The playground

We have been the happy owners of a backyard play structure for almost 2 years now. And let me tell you, we have loved it. To be able to send the kids in the yard to play, slide, swing, laugh, explore and not have to worry about what they are getting into or where they are wandering is amazing. To watch them imagine up all sorts of new games with their best friends. To watch them become more daring in how high they swing and in how quickly they climb. To watch the chickens be introduced to new flying heights.......well that has been downright amusing. As we disassembled the play structure last weekend and sent it off to a new home where it will be loved into the ground by 5 adorable friends of ours as well as all their cousins and friends....I cried. I wondered what sort of parents we are to uproot our children, take away all these little things that mean so much in childhood and cast them aside for this journey that we are to embark on.

Last night we went to the playground down the street. The one we used to walk to regularly before we had a playground in our own backyard. Not the kind of neighborhood playground that is filled with mom's and strollers and yoga groups and kids sharing sand toys and families eating picnics. The kind of playground where teenagers talk on their cell phones and 4 year olds are left in the care of their 7 year old brother. The kind of playground where boys ride their hand me down bike with pink streamers and their knees knock the handlebars and they've never even worn a bicycle helmet despite the fact that this bike is their main means of transportation. The kind of playground where you are skeptical of those who approach, where you keep your kids close when there is a dog on the premises, and where you don't ever talk to the rare other parent you see because more often than not you don't speak the same language.

We walked away from the playground after having stayed twice as long as planned. I cried. I knew now the downside of having a playground in our own backyard. In our own backyard, I don't run up the ladder after the kids and race them to the bottom. I don't push them in the swings. I don't slide with them in my lap. I don't race them to the fence. I don't teach them how to share with the other kids who are there. I don't play Simon Says with that little 4 year old and her 7 year old brother who rode their hand me down bikes to the park. I don't acknowledge the strangers who speak a different language than me with a smile. I don't come home exhausted, scrub dirty little faces, and tuck them into bed with a kiss quite the same way when we're just coming in from our own safe, quiet, protected, hidden backyard.

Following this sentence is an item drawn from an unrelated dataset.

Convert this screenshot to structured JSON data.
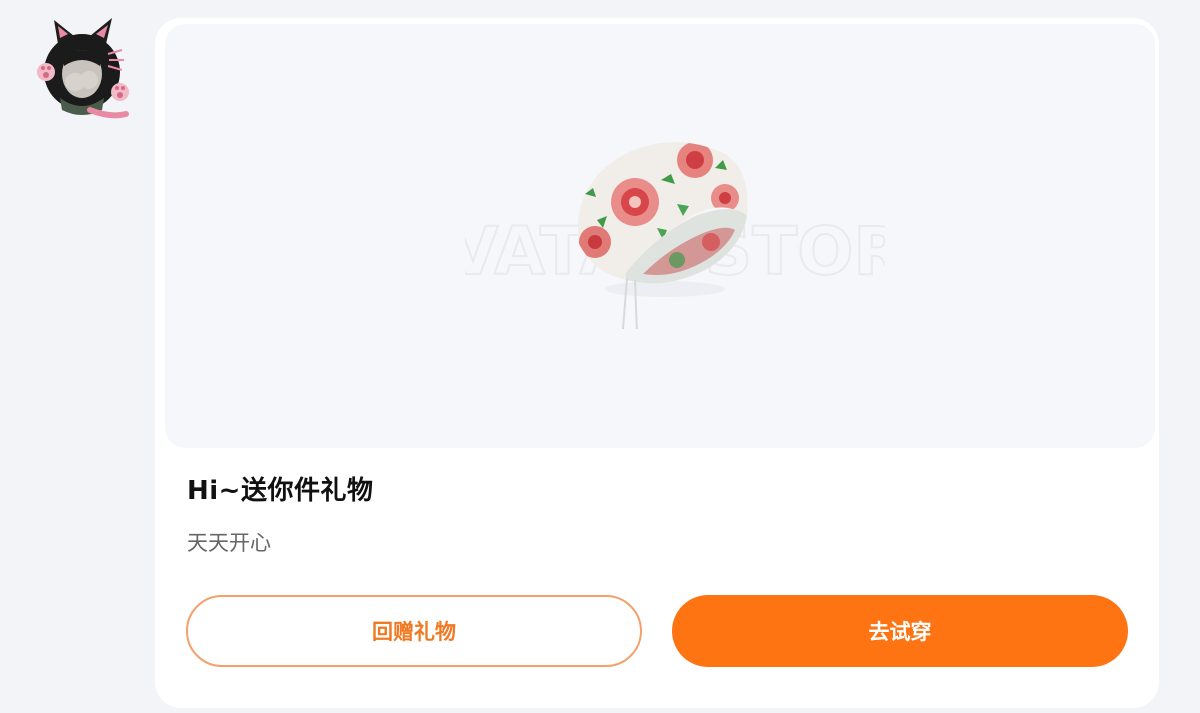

Not to say that we will not replace the play structure with some sort of backyard fun once we are moved and settled. But whatever we do it will not replace our evening walks to the neighborhood park where we have the opportunity to engage our kids in the life that is our community. Because regardless of what it seems to the outside eye, that community is full of life, of beauty and of moments that need to be experienced.


Sarah said...


(beautiful post. )

BSmith said...

Wow Emily. Great thoughts. This gives me a whole different perspective on taking the boys to play at Liberty park in SLC as often as possible. Of course the demographic is a bit different at Liberty park then in SE Portland, but there are still many relationships waiting to be cultivated. Thanks for sharing.

Karen Elaine said...

Indeed!! The losses are great but the things our kids learn about faith and people and family values is greater. I've cried many tears too. But we are growing and changing. Love to you all in these next crazy weeks to come.

wendy said...

Hear hear to these beautiful thoughts and the above comments! I am going to miss you and our all-too-rare visits with your beautiful family!

Jaime said...

Emily, this is beautiful and makes me miss my new friend already! I will remember and take heed these thoughts as we enjoy the structure and engage our community and family in life.